──────── Dataset extract

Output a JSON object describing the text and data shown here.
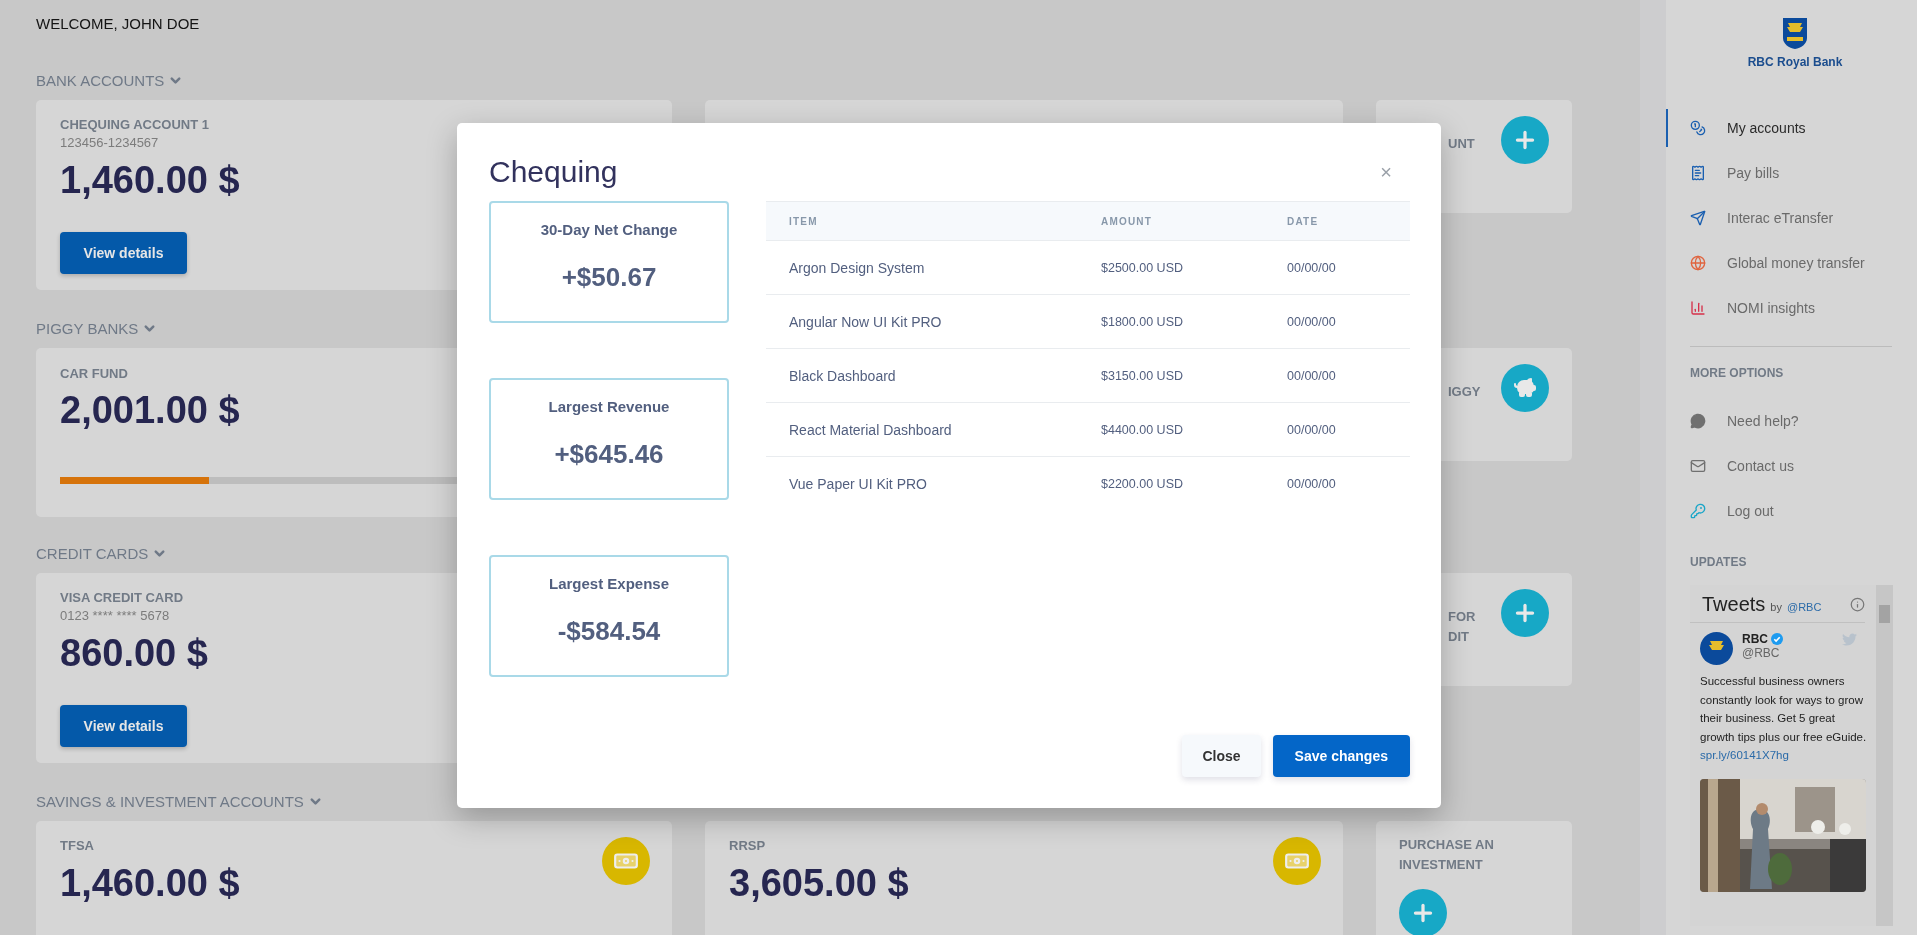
{
  "greeting": "WELCOME, JOHN DOE",
  "sections": [
    {
      "title": "BANK ACCOUNTS",
      "cards": [
        {
          "kind": "account",
          "name": "CHEQUING ACCOUNT 1",
          "number": "123456-1234567",
          "balance": "1,460.00 $",
          "button": "View details"
        },
        {
          "kind": "hidden"
        },
        {
          "kind": "add",
          "lines": [
            {
              "text": "UNT",
              "covered": true
            }
          ]
        }
      ]
    },
    {
      "title": "PIGGY BANKS",
      "cards": [
        {
          "kind": "goal",
          "name": "CAR FUND",
          "balance": "2,001.00 $",
          "level": 0.27
        },
        {
          "kind": "piggy",
          "lines": [
            {
              "text": "IGGY",
              "covered": true
            }
          ]
        }
      ]
    },
    {
      "title": "CREDIT CARDS",
      "cards": [
        {
          "kind": "account",
          "name": "VISA CREDIT CARD",
          "number": "0123 **** **** 5678",
          "balance": "860.00 $",
          "button": "View details"
        },
        {
          "kind": "add",
          "lines": [
            {
              "text": "FOR",
              "covered": true
            },
            {
              "text": "DIT",
              "covered": true
            }
          ]
        }
      ]
    },
    {
      "title": "SAVINGS & INVESTMENT ACCOUNTS",
      "cards": [
        {
          "kind": "savings",
          "name": "TFSA",
          "balance": "1,460.00 $"
        },
        {
          "kind": "savings",
          "name": "RRSP",
          "balance": "3,605.00 $"
        },
        {
          "kind": "invest",
          "lines": [
            {
              "text": "PURCHASE AN",
              "covered": false
            },
            {
              "text": "INVESTMENT",
              "covered": false
            }
          ]
        }
      ]
    }
  ],
  "sidebar": {
    "brand": "RBC Royal Bank",
    "nav": [
      {
        "label": "My accounts",
        "selected": true
      },
      {
        "label": "Pay bills",
        "selected": false
      },
      {
        "label": "Interac eTransfer",
        "selected": false
      },
      {
        "label": "Global money transfer",
        "selected": false
      },
      {
        "label": "NOMI insights",
        "selected": false
      }
    ],
    "more_title": "MORE OPTIONS",
    "options": [
      {
        "label": "Need help?"
      },
      {
        "label": "Contact us"
      },
      {
        "label": "Log out"
      }
    ],
    "updates_title": "UPDATES",
    "tweets": {
      "title": "Tweets",
      "by": "by",
      "handle_link": "@RBC",
      "author": "RBC",
      "author_handle": "@RBC",
      "text": "Successful business owners constantly look for ways to grow their business. Get 5 great growth tips plus our free eGuide.",
      "link": "spr.ly/60141X7hg"
    }
  },
  "modal": {
    "title": "Chequing",
    "close": "×",
    "stats": [
      {
        "label": "30-Day Net Change",
        "value": "+$50.67"
      },
      {
        "label": "Largest Revenue",
        "value": "+$645.46"
      },
      {
        "label": "Largest Expense",
        "value": "-$584.54"
      }
    ],
    "table": {
      "columns": [
        "ITEM",
        "AMOUNT",
        "DATE"
      ],
      "rows": [
        [
          "Argon Design System",
          "$2500.00 USD",
          "00/00/00"
        ],
        [
          "Angular Now UI Kit PRO",
          "$1800.00 USD",
          "00/00/00"
        ],
        [
          "Black Dashboard",
          "$3150.00 USD",
          "00/00/00"
        ],
        [
          "React Material Dashboard",
          "$4400.00 USD",
          "00/00/00"
        ],
        [
          "Vue Paper UI Kit PRO",
          "$2200.00 USD",
          "00/00/00"
        ]
      ]
    },
    "buttons": [
      {
        "label": "Close",
        "kind": "secondary"
      },
      {
        "label": "Save changes",
        "kind": "primary"
      }
    ]
  }
}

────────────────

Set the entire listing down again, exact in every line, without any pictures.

Output a JSON object describing the text and data shown here.
{
  "greeting": "WELCOME, JOHN DOE",
  "sections": [
    {
      "title": "BANK ACCOUNTS",
      "cards": [
        {
          "kind": "account",
          "name": "CHEQUING ACCOUNT 1",
          "number": "123456-1234567",
          "balance": "1,460.00 $",
          "button": "View details"
        },
        {
          "kind": "hidden"
        },
        {
          "kind": "add",
          "lines": [
            {
              "text": "UNT",
              "covered": true
            }
          ]
        }
      ]
    },
    {
      "title": "PIGGY BANKS",
      "cards": [
        {
          "kind": "goal",
          "name": "CAR FUND",
          "balance": "2,001.00 $",
          "level": 0.27
        },
        {
          "kind": "piggy",
          "lines": [
            {
              "text": "IGGY",
              "covered": true
            }
          ]
        }
      ]
    },
    {
      "title": "CREDIT CARDS",
      "cards": [
        {
          "kind": "account",
          "name": "VISA CREDIT CARD",
          "number": "0123 **** **** 5678",
          "balance": "860.00 $",
          "button": "View details"
        },
        {
          "kind": "add",
          "lines": [
            {
              "text": "FOR",
              "covered": true
            },
            {
              "text": "DIT",
              "covered": true
            }
          ]
        }
      ]
    },
    {
      "title": "SAVINGS & INVESTMENT ACCOUNTS",
      "cards": [
        {
          "kind": "savings",
          "name": "TFSA",
          "balance": "1,460.00 $"
        },
        {
          "kind": "savings",
          "name": "RRSP",
          "balance": "3,605.00 $"
        },
        {
          "kind": "invest",
          "lines": [
            {
              "text": "PURCHASE AN",
              "covered": false
            },
            {
              "text": "INVESTMENT",
              "covered": false
            }
          ]
        }
      ]
    }
  ],
  "sidebar": {
    "brand": "RBC Royal Bank",
    "nav": [
      {
        "label": "My accounts",
        "selected": true
      },
      {
        "label": "Pay bills",
        "selected": false
      },
      {
        "label": "Interac eTransfer",
        "selected": false
      },
      {
        "label": "Global money transfer",
        "selected": false
      },
      {
        "label": "NOMI insights",
        "selected": false
      }
    ],
    "more_title": "MORE OPTIONS",
    "options": [
      {
        "label": "Need help?"
      },
      {
        "label": "Contact us"
      },
      {
        "label": "Log out"
      }
    ],
    "updates_title": "UPDATES",
    "tweets": {
      "title": "Tweets",
      "by": "by",
      "handle_link": "@RBC",
      "author": "RBC",
      "author_handle": "@RBC",
      "text": "Successful business owners constantly look for ways to grow their business. Get 5 great growth tips plus our free eGuide.",
      "link": "spr.ly/60141X7hg"
    }
  },
  "modal": {
    "title": "Chequing",
    "close": "×",
    "stats": [
      {
        "label": "30-Day Net Change",
        "value": "+$50.67"
      },
      {
        "label": "Largest Revenue",
        "value": "+$645.46"
      },
      {
        "label": "Largest Expense",
        "value": "-$584.54"
      }
    ],
    "table": {
      "columns": [
        "ITEM",
        "AMOUNT",
        "DATE"
      ],
      "rows": [
        [
          "Argon Design System",
          "$2500.00 USD",
          "00/00/00"
        ],
        [
          "Angular Now UI Kit PRO",
          "$1800.00 USD",
          "00/00/00"
        ],
        [
          "Black Dashboard",
          "$3150.00 USD",
          "00/00/00"
        ],
        [
          "React Material Dashboard",
          "$4400.00 USD",
          "00/00/00"
        ],
        [
          "Vue Paper UI Kit PRO",
          "$2200.00 USD",
          "00/00/00"
        ]
      ]
    },
    "buttons": [
      {
        "label": "Close",
        "kind": "secondary"
      },
      {
        "label": "Save changes",
        "kind": "primary"
      }
    ]
  }
}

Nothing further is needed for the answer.